Figure 9.8 – Bending Moment Diagram for a Simple Truss

Bending Moment diagrams are somewhat more difficult to draw than Shear Force graphs. A

Bending Moment illustration is more likely to have sloping angles and curves, so we want to

examine the data at smaller increments to get an accurate picture of what stresses are occurring

in the truss. A good method to follow is to make a chart showing each calculation. There are

textbooks that give solutions to a series of common applications and we can buy computer

software that will do the analysis for even more difficult problems. We will make a chart to

continue the assessment of the beam. We choose one foot increases across the truss, however if

a force vector or uniform load starts at a point not on an even position, we have to examine that

spot along the way.

9-12

Position Moment Arm Answer

Point A 207.5 lbs × 0 ft 0 ft-lbs

1 foot 207.5 lbs × 1 ft 207.5 ft-lbs

2 foot 207.5 lbs × 2 ft 415 ft-lbs

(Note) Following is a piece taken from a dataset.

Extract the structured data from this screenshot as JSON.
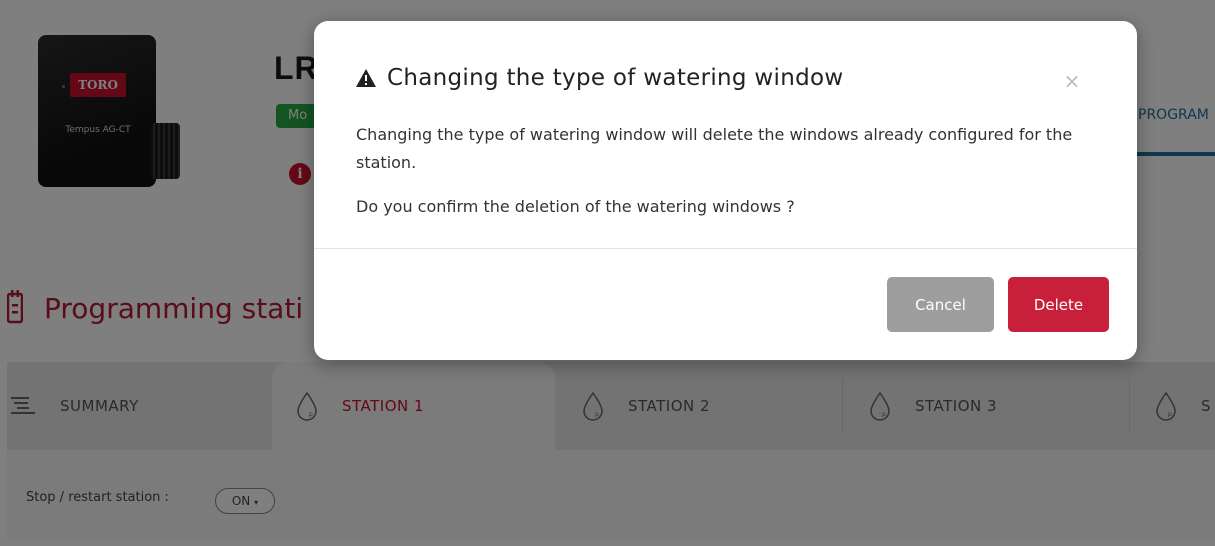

3 foot 207.5 lbs × 3 ft 622.5 ft-lbs

4 foot 207.5 lbs × 4 ft 830 ft-lbs

5 foot 207.5 lbs × 5 ft 1037.5 ft-lbs

6 foot 207.5 lbs × 6 ft 1245 ft-lbs

7 foot 207.5 lbs × 7 ft – 415 lbs × 0 ft 1452.5 ft-lbs

8 foot 207.5 lbs × 8 ft – 415 lbs × 1 ft 1245 ft-lbs

9 foot 207.5 lbs × 9 ft – 415 lbs × 2 ft 1037.5 ft-lbs

10 foot 207.5 lbs × 10 ft – 415 lbs × 3 ft 830 ft-lbs

11 foot 207.5 lbs × 11 ft – 415 lbs × 4 ft 622.5 ft-lbs

12 foot 207.5 lbs × 12 ft – 415 lbs × 5 ft 415 ft-lbs

13 foot 207.5 lbs × 13 ft – 415 lbs × 6 ft 207.5 ft-lbs

Point B 207.5 lbs × 14 ft – 415 lbs × 7 ft 0 ft-lbs

Figure 9.9 – Computing Bending Moments for a Simple Truss

Draw Free Body, Shear Force and Bending Moment Diagrams

________________________________________________________

Now that we know the methods for producing Free Body diagrams and we have the expertise to

layout the Shear Force and Bending Moment graphs, we can create a drawing file and do all

three together. Analyze the data given in figure 9.10 to find the points of interest in this truss.

Figure 9.10 – Draw All Three Diagrams; Free Body, Shear Force and Bending Moment

9-13

* World Class CAD Challenge 10-15 * - Draw a Free Body, Shear Force and Bending

Moment Diagram of the truss in Figure 9.10 and indicate the points of interest in 30

minutes. Save the file as Beam Analysis.dwg.

Continue this drill four times using some beams problems you have determined, each time

completing the drawing file in under 30 minutes to maintain your World Class ranking.

## Comments 0

Log in to post a comment